Contracept X. 2019 Jan 24:1:100002. doi: 10.1016/j.conx.2019.100002. eCollection 2019.


Objective: This systematic review aims to evaluate the benefits of oral continuous combined hormonal contraceptives (CHCs) in managing dysmenorrhea by comparing randomized controlled trials (RCTs) evaluating the efficacy of continuous vs. cyclic CHC use for the following outcomes: (a) reducing dysmenorrhea duration and frequency, (b) severity, (c) recurrence and (d) interference with daily activity.

Study design: Cochrane, PUBMED and Popline databases were searched from 1934 to 2018 for all relevant studies evaluating CHC for treatment of dysmenorrhea. A study was selected if it (a) compared continuous regimen vs. cyclic regimen of oral CHC, (b) measured dysmenorrhea as a primary or secondary outcome, (c) was an RCT and (d) was published in English. Due to differences in CHC used and outcome measurement, a systematic analysis of individual study results and a limited meta-analysis were conducted.

Results: Of 780 studies that were screened by title and abstract, 8 were included in the final analysis; 6 evaluated cyclic vs. continuous CHC, and 2 evaluated cyclic vs. extended/flexible CHC use. Quality of evidence was low for all outcome measures. Overall, compared to cyclic use, flexible/extended CHC resulted in 4 fewer days of dysmenorrhea. Studies revealed conflicting results for interference with daily activity, pain severity and pain recurrence. Side effects were few in both comparison groups.

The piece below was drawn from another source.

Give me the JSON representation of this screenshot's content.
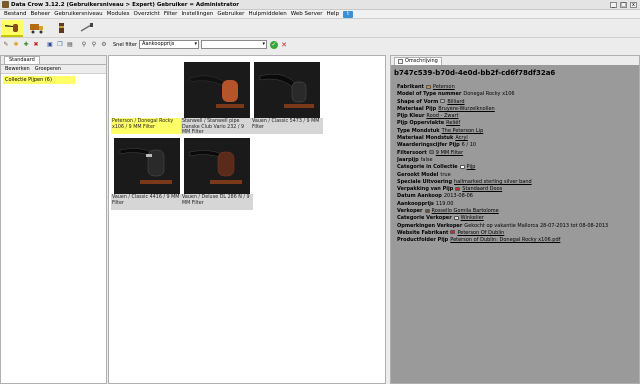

Conclusions: Continuous or extended/flexible CHC use may reduce dysmenorrhea duration compared to cyclic regimen; however, more rigorous research is needed.

Implications: This systematic review shows that continuous CHC use may reduce dysmenorrhea duration compared to cyclic regimen, although the quality of evidence is low. Future double-blinded RCTs with more rigorous study design, consistent outcome measures and comprehensive outcome reporting are needed.

Keywords: Dysmenorrhea; Hormonal contraceptives; Oral contraceptives; Treatment.